**Requirement:**
Say how many lines below contain the word "ماهانه". The number is the entire reply.

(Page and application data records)
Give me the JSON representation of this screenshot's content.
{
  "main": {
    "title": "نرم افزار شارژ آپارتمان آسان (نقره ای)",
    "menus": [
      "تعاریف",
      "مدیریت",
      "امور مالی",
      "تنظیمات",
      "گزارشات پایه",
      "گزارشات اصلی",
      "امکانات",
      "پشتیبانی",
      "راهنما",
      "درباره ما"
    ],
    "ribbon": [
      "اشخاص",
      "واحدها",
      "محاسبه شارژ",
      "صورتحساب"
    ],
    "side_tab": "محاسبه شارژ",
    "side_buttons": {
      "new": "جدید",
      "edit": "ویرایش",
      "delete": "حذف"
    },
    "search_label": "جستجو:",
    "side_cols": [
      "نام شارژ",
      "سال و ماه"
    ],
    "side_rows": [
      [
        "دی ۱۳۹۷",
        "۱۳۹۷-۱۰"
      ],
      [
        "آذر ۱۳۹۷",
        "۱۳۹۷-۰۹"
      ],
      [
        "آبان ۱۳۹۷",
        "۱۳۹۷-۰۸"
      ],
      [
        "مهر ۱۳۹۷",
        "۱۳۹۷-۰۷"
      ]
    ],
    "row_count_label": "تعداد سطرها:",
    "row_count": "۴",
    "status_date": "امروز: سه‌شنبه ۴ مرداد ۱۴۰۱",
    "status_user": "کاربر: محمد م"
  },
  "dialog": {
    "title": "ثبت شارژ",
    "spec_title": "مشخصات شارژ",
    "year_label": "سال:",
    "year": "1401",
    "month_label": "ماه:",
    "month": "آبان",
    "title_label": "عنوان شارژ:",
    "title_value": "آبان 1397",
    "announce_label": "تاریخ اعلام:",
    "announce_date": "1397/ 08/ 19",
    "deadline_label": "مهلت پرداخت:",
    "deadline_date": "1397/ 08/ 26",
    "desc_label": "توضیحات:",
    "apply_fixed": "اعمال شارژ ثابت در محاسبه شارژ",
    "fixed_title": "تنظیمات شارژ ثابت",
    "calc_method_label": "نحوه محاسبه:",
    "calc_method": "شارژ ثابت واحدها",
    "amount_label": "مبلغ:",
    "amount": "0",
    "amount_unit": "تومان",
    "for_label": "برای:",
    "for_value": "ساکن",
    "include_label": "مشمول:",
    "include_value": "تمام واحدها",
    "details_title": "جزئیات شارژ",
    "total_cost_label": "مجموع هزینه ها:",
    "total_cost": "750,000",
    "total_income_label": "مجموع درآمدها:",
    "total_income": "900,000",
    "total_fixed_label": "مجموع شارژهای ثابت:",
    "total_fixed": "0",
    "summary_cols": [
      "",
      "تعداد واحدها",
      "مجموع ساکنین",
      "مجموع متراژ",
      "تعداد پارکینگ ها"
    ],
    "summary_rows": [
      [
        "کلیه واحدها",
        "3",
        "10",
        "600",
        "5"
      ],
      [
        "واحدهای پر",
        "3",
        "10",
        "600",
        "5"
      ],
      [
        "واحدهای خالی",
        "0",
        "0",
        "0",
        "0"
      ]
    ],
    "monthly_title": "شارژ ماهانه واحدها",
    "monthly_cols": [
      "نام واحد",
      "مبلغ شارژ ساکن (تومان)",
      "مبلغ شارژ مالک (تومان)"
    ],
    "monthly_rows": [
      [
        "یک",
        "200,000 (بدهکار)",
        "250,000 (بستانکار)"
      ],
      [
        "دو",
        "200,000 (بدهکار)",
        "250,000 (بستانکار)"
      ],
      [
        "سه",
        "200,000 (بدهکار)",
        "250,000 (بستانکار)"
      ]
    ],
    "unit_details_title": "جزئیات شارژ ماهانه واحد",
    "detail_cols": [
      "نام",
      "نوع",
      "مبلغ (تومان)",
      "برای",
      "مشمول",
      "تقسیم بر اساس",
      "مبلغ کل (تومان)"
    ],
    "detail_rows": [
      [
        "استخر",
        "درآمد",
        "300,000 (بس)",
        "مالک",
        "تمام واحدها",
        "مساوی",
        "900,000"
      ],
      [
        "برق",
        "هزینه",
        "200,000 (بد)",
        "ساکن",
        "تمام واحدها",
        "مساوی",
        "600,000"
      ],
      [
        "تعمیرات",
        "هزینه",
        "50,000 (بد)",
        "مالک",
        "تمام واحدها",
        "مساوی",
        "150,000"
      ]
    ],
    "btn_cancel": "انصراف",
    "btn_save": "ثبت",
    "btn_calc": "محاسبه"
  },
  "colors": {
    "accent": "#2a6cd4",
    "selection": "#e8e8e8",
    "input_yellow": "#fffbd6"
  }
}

**Solution to this task:**
2